What is required:
Every record is to be printed exactly as written, and any picture in it is skipped.

BEGIN Data for review

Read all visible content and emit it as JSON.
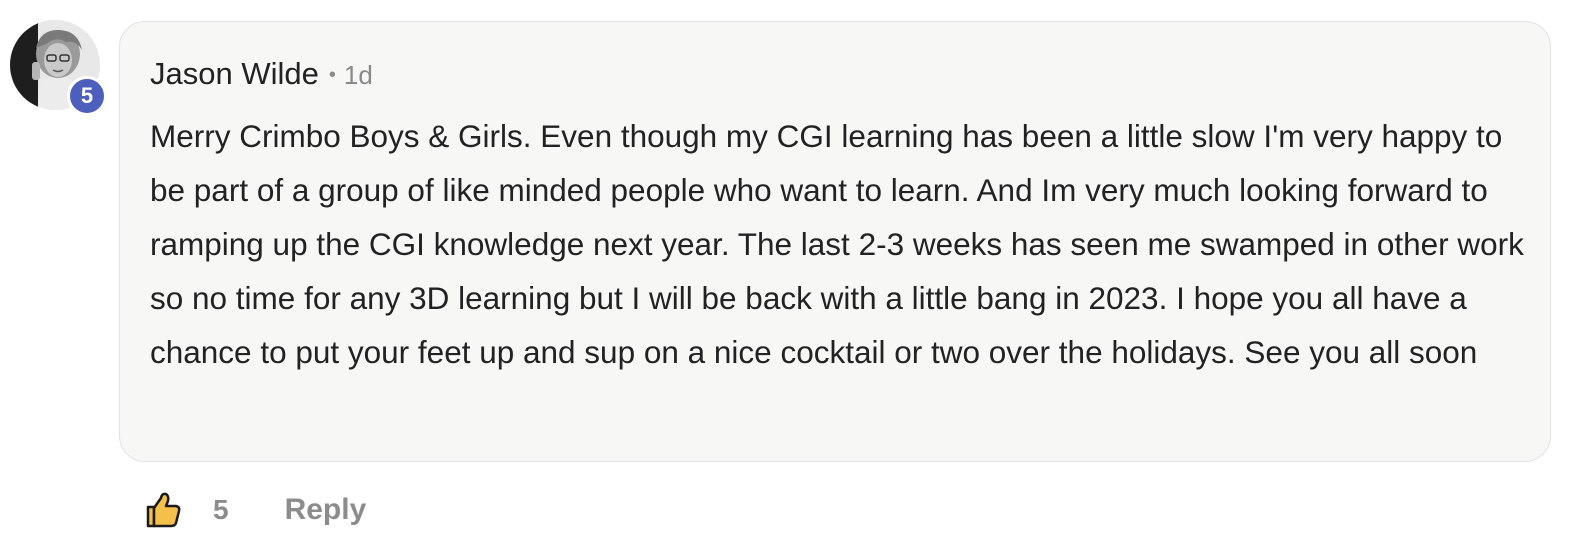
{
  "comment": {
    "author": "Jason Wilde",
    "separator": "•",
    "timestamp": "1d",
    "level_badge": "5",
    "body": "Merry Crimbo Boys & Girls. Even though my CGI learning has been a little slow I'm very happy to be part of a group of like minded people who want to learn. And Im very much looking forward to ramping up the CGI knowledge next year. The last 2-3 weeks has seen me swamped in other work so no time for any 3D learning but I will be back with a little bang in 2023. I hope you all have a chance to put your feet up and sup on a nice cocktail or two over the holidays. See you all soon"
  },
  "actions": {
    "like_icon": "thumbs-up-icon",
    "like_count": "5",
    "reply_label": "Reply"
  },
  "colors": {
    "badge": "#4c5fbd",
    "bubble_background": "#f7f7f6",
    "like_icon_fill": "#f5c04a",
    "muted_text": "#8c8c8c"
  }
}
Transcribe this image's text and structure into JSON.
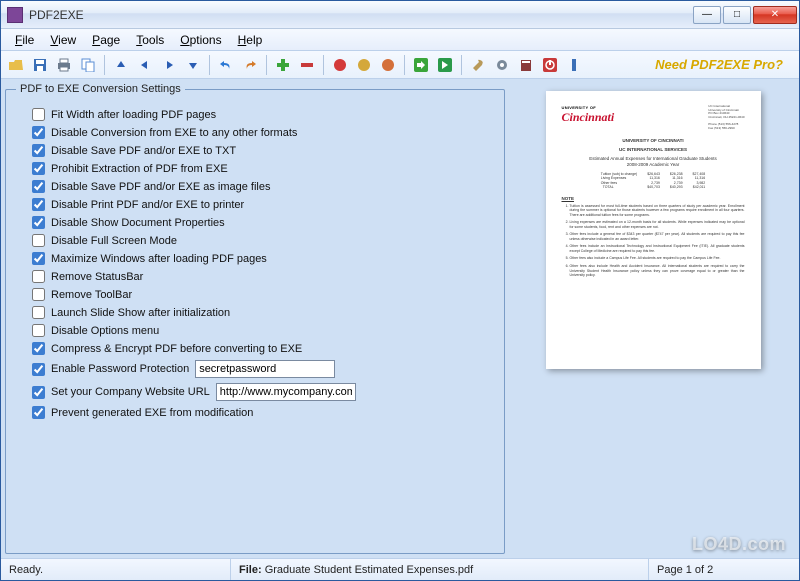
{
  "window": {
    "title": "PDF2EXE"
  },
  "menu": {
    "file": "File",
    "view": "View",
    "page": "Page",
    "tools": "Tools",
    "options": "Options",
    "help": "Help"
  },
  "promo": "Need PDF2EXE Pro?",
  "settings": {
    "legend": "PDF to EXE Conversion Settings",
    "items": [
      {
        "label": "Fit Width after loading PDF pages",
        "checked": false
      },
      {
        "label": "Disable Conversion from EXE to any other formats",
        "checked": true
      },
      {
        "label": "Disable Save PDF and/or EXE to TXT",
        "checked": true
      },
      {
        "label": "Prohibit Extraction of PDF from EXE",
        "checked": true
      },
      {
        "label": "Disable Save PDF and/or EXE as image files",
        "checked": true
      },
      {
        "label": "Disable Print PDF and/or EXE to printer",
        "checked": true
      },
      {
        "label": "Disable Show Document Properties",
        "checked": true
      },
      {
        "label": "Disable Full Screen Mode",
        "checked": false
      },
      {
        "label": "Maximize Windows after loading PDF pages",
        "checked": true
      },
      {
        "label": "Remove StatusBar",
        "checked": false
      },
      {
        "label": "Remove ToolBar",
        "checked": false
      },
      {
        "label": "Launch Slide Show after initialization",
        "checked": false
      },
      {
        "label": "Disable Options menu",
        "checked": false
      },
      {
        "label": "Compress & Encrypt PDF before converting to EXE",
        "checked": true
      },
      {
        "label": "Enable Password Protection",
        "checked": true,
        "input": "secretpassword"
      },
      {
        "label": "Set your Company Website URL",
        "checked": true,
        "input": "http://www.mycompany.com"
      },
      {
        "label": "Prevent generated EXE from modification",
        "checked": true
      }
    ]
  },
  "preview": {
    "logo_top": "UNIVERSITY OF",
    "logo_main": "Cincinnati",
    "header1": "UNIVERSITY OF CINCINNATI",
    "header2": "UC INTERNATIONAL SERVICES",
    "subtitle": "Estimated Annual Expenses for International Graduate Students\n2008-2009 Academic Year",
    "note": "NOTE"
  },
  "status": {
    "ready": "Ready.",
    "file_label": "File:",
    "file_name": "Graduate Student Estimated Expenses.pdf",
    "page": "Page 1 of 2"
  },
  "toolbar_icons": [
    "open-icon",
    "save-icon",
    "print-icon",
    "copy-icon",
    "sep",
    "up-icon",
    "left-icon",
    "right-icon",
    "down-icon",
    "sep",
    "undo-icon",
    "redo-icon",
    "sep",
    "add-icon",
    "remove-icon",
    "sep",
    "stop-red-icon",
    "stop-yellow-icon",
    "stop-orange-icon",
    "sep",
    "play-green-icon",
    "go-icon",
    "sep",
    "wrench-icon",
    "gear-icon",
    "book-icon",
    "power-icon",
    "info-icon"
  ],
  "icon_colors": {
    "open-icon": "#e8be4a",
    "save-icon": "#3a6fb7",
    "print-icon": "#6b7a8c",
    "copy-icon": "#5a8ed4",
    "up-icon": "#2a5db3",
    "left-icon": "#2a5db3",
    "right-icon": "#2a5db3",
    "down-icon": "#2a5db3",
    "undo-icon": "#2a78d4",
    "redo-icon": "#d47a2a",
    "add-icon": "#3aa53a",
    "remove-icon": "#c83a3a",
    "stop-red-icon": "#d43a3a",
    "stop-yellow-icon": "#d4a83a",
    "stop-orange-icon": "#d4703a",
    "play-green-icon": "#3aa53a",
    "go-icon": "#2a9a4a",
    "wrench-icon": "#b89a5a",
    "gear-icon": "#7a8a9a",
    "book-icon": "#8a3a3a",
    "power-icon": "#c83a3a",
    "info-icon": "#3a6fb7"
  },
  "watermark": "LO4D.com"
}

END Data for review

Result of the exercise:
Read all visible content and emit it as JSON.
{
  "comment": {
    "author": "Jason Wilde",
    "separator": "•",
    "timestamp": "1d",
    "level_badge": "5",
    "body": "Merry Crimbo Boys & Girls. Even though my CGI learning has been a little slow I'm very happy to be part of a group of like minded people who want to learn. And Im very much looking forward to ramping up the CGI knowledge next year. The last 2-3 weeks has seen me swamped in other work so no time for any 3D learning but I will be back with a little bang in 2023. I hope you all have a chance to put your feet up and sup on a nice cocktail or two over the holidays. See you all soon"
  },
  "actions": {
    "like_icon": "thumbs-up-icon",
    "like_count": "5",
    "reply_label": "Reply"
  },
  "colors": {
    "badge": "#4c5fbd",
    "bubble_background": "#f7f7f6",
    "like_icon_fill": "#f5c04a",
    "muted_text": "#8c8c8c"
  }
}
Transcribe this image's text and structure into JSON.
{
  "window": {
    "title": "PDF2EXE"
  },
  "menu": {
    "file": "File",
    "view": "View",
    "page": "Page",
    "tools": "Tools",
    "options": "Options",
    "help": "Help"
  },
  "promo": "Need PDF2EXE Pro?",
  "settings": {
    "legend": "PDF to EXE Conversion Settings",
    "items": [
      {
        "label": "Fit Width after loading PDF pages",
        "checked": false
      },
      {
        "label": "Disable Conversion from EXE to any other formats",
        "checked": true
      },
      {
        "label": "Disable Save PDF and/or EXE to TXT",
        "checked": true
      },
      {
        "label": "Prohibit Extraction of PDF from EXE",
        "checked": true
      },
      {
        "label": "Disable Save PDF and/or EXE as image files",
        "checked": true
      },
      {
        "label": "Disable Print PDF and/or EXE to printer",
        "checked": true
      },
      {
        "label": "Disable Show Document Properties",
        "checked": true
      },
      {
        "label": "Disable Full Screen Mode",
        "checked": false
      },
      {
        "label": "Maximize Windows after loading PDF pages",
        "checked": true
      },
      {
        "label": "Remove StatusBar",
        "checked": false
      },
      {
        "label": "Remove ToolBar",
        "checked": false
      },
      {
        "label": "Launch Slide Show after initialization",
        "checked": false
      },
      {
        "label": "Disable Options menu",
        "checked": false
      },
      {
        "label": "Compress & Encrypt PDF before converting to EXE",
        "checked": true
      },
      {
        "label": "Enable Password Protection",
        "checked": true,
        "input": "secretpassword"
      },
      {
        "label": "Set your Company Website URL",
        "checked": true,
        "input": "http://www.mycompany.com"
      },
      {
        "label": "Prevent generated EXE from modification",
        "checked": true
      }
    ]
  },
  "preview": {
    "logo_top": "UNIVERSITY OF",
    "logo_main": "Cincinnati",
    "header1": "UNIVERSITY OF CINCINNATI",
    "header2": "UC INTERNATIONAL SERVICES",
    "subtitle": "Estimated Annual Expenses for International Graduate Students\n2008-2009 Academic Year",
    "note": "NOTE"
  },
  "status": {
    "ready": "Ready.",
    "file_label": "File:",
    "file_name": "Graduate Student Estimated Expenses.pdf",
    "page": "Page 1 of 2"
  },
  "toolbar_icons": [
    "open-icon",
    "save-icon",
    "print-icon",
    "copy-icon",
    "sep",
    "up-icon",
    "left-icon",
    "right-icon",
    "down-icon",
    "sep",
    "undo-icon",
    "redo-icon",
    "sep",
    "add-icon",
    "remove-icon",
    "sep",
    "stop-red-icon",
    "stop-yellow-icon",
    "stop-orange-icon",
    "sep",
    "play-green-icon",
    "go-icon",
    "sep",
    "wrench-icon",
    "gear-icon",
    "book-icon",
    "power-icon",
    "info-icon"
  ],
  "icon_colors": {
    "open-icon": "#e8be4a",
    "save-icon": "#3a6fb7",
    "print-icon": "#6b7a8c",
    "copy-icon": "#5a8ed4",
    "up-icon": "#2a5db3",
    "left-icon": "#2a5db3",
    "right-icon": "#2a5db3",
    "down-icon": "#2a5db3",
    "undo-icon": "#2a78d4",
    "redo-icon": "#d47a2a",
    "add-icon": "#3aa53a",
    "remove-icon": "#c83a3a",
    "stop-red-icon": "#d43a3a",
    "stop-yellow-icon": "#d4a83a",
    "stop-orange-icon": "#d4703a",
    "play-green-icon": "#3aa53a",
    "go-icon": "#2a9a4a",
    "wrench-icon": "#b89a5a",
    "gear-icon": "#7a8a9a",
    "book-icon": "#8a3a3a",
    "power-icon": "#c83a3a",
    "info-icon": "#3a6fb7"
  },
  "watermark": "LO4D.com"
}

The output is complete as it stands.